Sales Management Doesn’t Have a Clue

As a sales training coach and consultant for entrepreneurs, owners, and managers of sales organizations, I continue to be amazed at how little they know about how their salespeople spend their time. When I ask managers the question, “where do your people spend their time”, the response I most often hear is, “I don’t have a clue”.

Accountability is the most difficult and second most important job of a sales manager. Only hiring and recruiting is more important. The gathering of real information about what is going on in the field should be at the top of every manager’s daily activity.

Why is this so important?

Truth be known most salespeople are undisciplined, lazy, and notoriously poor planners and managers of their time. This has been confirmed by a study at Columbia University, in which, thousands of salespeople were tracked, and it was determined that the average salesperson was productive only two hours out of an eight-hour work day. If this is true, then what in the world are they doing with the other 75% of their work day? And more importantly how much more productive could they be if they got organized and had a plan?

Why does this issue exist?

It exists for several reasons: first, managers are oblivious to what is going on in the field because they spend most of their time shuffling papers, compiling reports, and attending meetings instead of getting out in the field with their reps on a daily basis. Secondly, many managers intuitively know this is going on but they don’t have the courage to confront the issue and deal with it. They would prefer to ignore it and hope it goes away.

Third, most managers are poorly trained and ill-equipped to skillfully handle this and a myriad of other important sales management functions. Fourth, many managers themselves are no better at personal discipline, planning, organization, and time management than the people they are trying to lead.

What’s the solution?

The big picture solution is that companies need a sales management operations manual that spells out the roles and responsibilities and gives each manager the tools to do their job. Secondly, managers need intensive training on how to perform their job.

A simple solution for the time management issue is to have each sales rep keep a time log and account for their use of time. This log should be broken down into fifteen-minute increments and sales reps should be required to turn this into the manager at the end of each day or each week.

I realize that many managers will resent having to do this because they perceive this as babysitting or micromanagement. If you have any of these feelings you need to get over it, and realize that most of your people are incapable of self-management at this point.

If managers fail to accept this responsibility they will continue to have poor or mediocre production from most of their sales staff.

Wes Schaeffer

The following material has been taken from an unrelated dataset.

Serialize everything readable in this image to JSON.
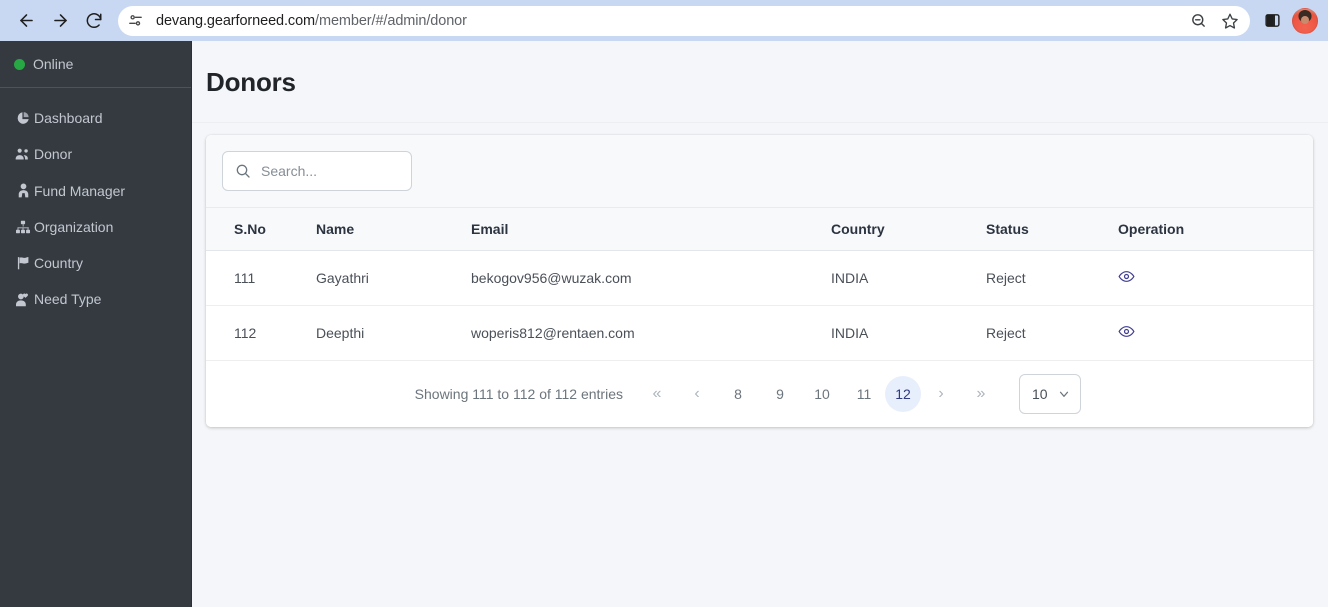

As usual you hit the nail on the head, Steve. The scary thing is that this is not a “small business” or a “corporate” problem. It is systemic across 98% of the companies with whom I come into contact regardless of the industry, region of the country or size. That is why there are so few “great” companies and it’s also why the “great” ones become so dominant and memorable. The good news is that most people in sales and sales management can raise the level of their games with a little investment of money and/or time. The traits the great ones all have in common is ambition and a drive to continue learning.


There’s no debating the time managment issue. I see it all the time…the thing is that when you ask/force a person to account for their time there is a good, no great, chance that they will lie. No sales person is going to admit they took a long lunch so they could run a couple errands–yet we all know it happens. People will put down on paper what they meant to get down, what they plan to get done.
I think that instead of managing time, we should be managing goals. Example: On Monday I will make 5 cold calls. I’ll follow up on clients X, Y and Z. I’ll complete paperwork task A. etc.
Then on a daily (or weekly) basis you can track what you’re doing and more importantly, what you’re putting off. Now you can see what you have to work on without feeling like Big Brother is watching.

Steve Clark


If you have sales people lying to you there are bigger issues than time management. Usually, it means that the sales people don’t trust management and don’t feel that management gives two hoots in hell about them personally. You may not be like that, but I assure you there are a lot of managers that would be guilty of this.

That being said, the purpose of having sales people do a time log is so that they discover for themselves just how horrible their time management skills are. It is a personal development exercise that the open minded and motivated sales person will be willing to engage. If they are not willing to engage in this exercise in introspection then perhaps you have the wrong people on board.

Live Life to Fullest

Advantageously, the post is actually the best on this precious topic. I agree with your conclusions and will thirstily look forward to your future updates. Just saying thanks will not just be enough, for the phenomenal clarity in your writing. I will directly grab your rss feed to stay privy of any updates. Gratifying work and much success in your business endeavors!

Comments are closed